++++ Task data ++++

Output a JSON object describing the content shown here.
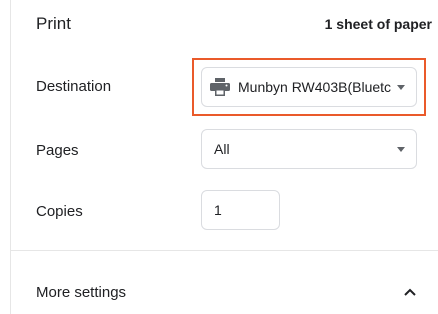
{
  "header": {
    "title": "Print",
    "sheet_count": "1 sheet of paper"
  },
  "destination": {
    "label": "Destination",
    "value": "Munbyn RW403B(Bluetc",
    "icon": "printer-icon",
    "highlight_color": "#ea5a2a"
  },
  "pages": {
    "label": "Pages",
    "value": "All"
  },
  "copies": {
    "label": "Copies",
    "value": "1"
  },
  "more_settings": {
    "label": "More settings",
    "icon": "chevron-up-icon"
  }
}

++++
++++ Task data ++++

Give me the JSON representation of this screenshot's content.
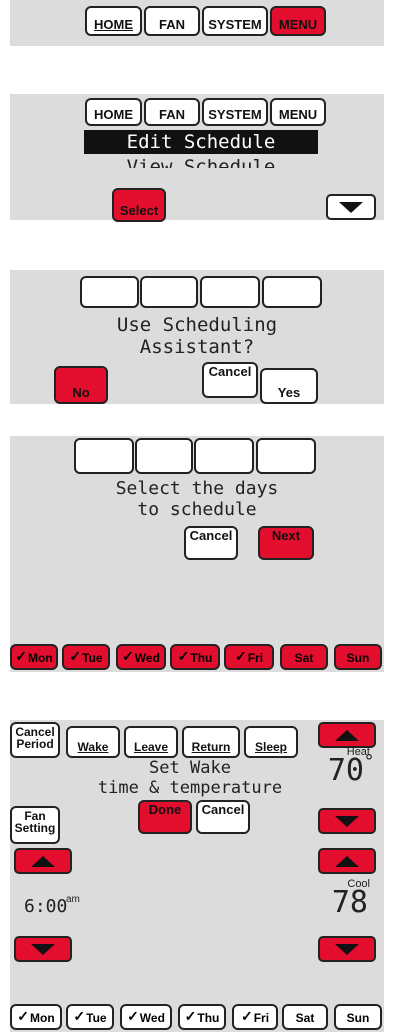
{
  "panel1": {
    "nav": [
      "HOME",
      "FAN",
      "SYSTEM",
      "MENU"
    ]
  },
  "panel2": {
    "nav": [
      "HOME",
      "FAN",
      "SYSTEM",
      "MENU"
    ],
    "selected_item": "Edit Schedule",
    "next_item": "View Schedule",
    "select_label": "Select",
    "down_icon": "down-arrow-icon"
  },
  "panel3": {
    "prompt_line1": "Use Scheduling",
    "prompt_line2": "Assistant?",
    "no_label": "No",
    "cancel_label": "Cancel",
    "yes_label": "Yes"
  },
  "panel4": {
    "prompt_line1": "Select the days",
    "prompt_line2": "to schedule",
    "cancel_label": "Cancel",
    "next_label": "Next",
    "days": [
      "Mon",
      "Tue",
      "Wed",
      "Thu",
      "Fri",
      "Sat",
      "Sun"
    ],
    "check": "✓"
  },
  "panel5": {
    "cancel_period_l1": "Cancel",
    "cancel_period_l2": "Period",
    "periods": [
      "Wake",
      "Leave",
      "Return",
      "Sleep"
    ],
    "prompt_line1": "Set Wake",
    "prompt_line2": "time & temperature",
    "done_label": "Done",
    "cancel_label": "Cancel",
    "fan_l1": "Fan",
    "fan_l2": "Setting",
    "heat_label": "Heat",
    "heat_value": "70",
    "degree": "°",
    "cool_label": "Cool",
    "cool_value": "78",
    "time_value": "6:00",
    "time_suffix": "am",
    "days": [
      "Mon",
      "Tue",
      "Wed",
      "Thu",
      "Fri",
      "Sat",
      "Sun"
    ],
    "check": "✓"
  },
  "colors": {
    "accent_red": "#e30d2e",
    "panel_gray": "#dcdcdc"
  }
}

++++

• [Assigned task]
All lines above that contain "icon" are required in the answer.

• [Answer box]
    "icon": "printer-icon",
    "icon": "chevron-up-icon"
    "down_icon": "down-arrow-icon"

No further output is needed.